As part of a series of volunteer service projects stemming from Veterans Day, on Nov. 23 volunteers from Exelis Action Corps, the Points of Light affiliate HandsOn River Region and Rebuilding Together Central Alabama will start demolishing the 82-year-old veteran’s house. Volunteers will build Kirksey a new house on the footprint of the old one.
“The volunteers I spoke to – they are just like me; they want to help people just like I want to help people,” Kirksey says. “I believe what comes around goes around. I have been so blessed and because of that I try to help others. And I think they feel the same.”
Kirksey served in the Army Chemical Corps during the Korean War, laying ground cover for troop movement. Since then, he has led life of service. He has taught math in low-income neighborhoods in the Montgomery area; used his teaching skills at Bidwell Training Center, a vocational school in Pittsburgh that reaches out to those who need help turning their lives around; and served as a corrections officer in Selma, Ala.

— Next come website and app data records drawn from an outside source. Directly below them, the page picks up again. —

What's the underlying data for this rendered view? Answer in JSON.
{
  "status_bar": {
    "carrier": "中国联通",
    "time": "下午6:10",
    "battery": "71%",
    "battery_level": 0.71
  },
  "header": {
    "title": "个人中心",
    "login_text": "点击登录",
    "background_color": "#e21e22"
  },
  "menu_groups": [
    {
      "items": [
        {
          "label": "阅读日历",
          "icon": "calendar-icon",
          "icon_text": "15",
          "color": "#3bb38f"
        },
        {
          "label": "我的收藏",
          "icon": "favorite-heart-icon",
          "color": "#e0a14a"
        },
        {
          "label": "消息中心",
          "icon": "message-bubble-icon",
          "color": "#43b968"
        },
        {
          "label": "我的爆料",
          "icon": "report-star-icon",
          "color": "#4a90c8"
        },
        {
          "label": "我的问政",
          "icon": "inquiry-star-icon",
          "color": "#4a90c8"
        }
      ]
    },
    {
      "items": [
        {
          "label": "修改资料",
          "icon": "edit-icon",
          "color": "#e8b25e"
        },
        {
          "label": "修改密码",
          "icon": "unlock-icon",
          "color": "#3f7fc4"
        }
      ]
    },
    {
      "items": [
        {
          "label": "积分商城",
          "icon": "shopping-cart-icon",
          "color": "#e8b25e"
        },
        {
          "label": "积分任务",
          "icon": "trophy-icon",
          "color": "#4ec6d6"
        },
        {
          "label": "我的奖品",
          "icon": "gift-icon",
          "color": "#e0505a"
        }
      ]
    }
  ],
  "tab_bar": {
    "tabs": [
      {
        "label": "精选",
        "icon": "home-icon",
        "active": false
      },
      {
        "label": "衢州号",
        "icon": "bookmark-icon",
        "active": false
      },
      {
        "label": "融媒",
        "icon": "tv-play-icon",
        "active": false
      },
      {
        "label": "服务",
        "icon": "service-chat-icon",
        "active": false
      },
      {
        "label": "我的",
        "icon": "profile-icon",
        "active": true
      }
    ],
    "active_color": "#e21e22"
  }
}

Kirksey’s home – known as a “shotgun house,” one room wide and four rooms deep – is beyond repair. The volunteer project will require demolishing the nearly 100-year-old structure and erecting a new house based on the original floor plan.
“When we reviewed his application (for assistance), what really stood out was his overwhelming story and the fact that he has dedicated his life to service,” says Nell Weisenfeld, volunteer coordinator and program manager at HandsOn River Region. “He also grew up in this home. In fact, when we reviewed the home we even found paperwork from his father when he was helping the church across the street – and that really hit a chord with us.”
The volunteers from Exelis Action Corps, the signature volunteer service program for aerospace and defense company Exelis, are stationed at Maxwell Air Force Base in Montgomery. Exelis supports the base through civil engineering, airfield management, communications, recreation and more.
“At Maxwell we employ all kinds of trades, people who are experts in doing this kind of work, and a large percentage of us are also veterans,” says Jeffrey Jackson, deputy program manager at Exelis at Maxwell. “We’re excited about joining forces with our local community and making life better for one of our own.”
For Kirksey, the new house has more than just physical significance: “Where I live, they used to call it the Beverly Hills, but now the neighborhood is going down and people are leaving. People ask me why I want to stay here and I say this is my background, there is history here.”
Dee Moody, executive director of Rebuilding Together Central Alabama, says the focus is on rebuilding, not destroying.
“Our purpose is to revitalize neighborhoods and keep communities together,” Moody says. “Sometimes people have to choose between home repairs and medicine, or home repairs and food on the table, and our job is to make it easier for them.”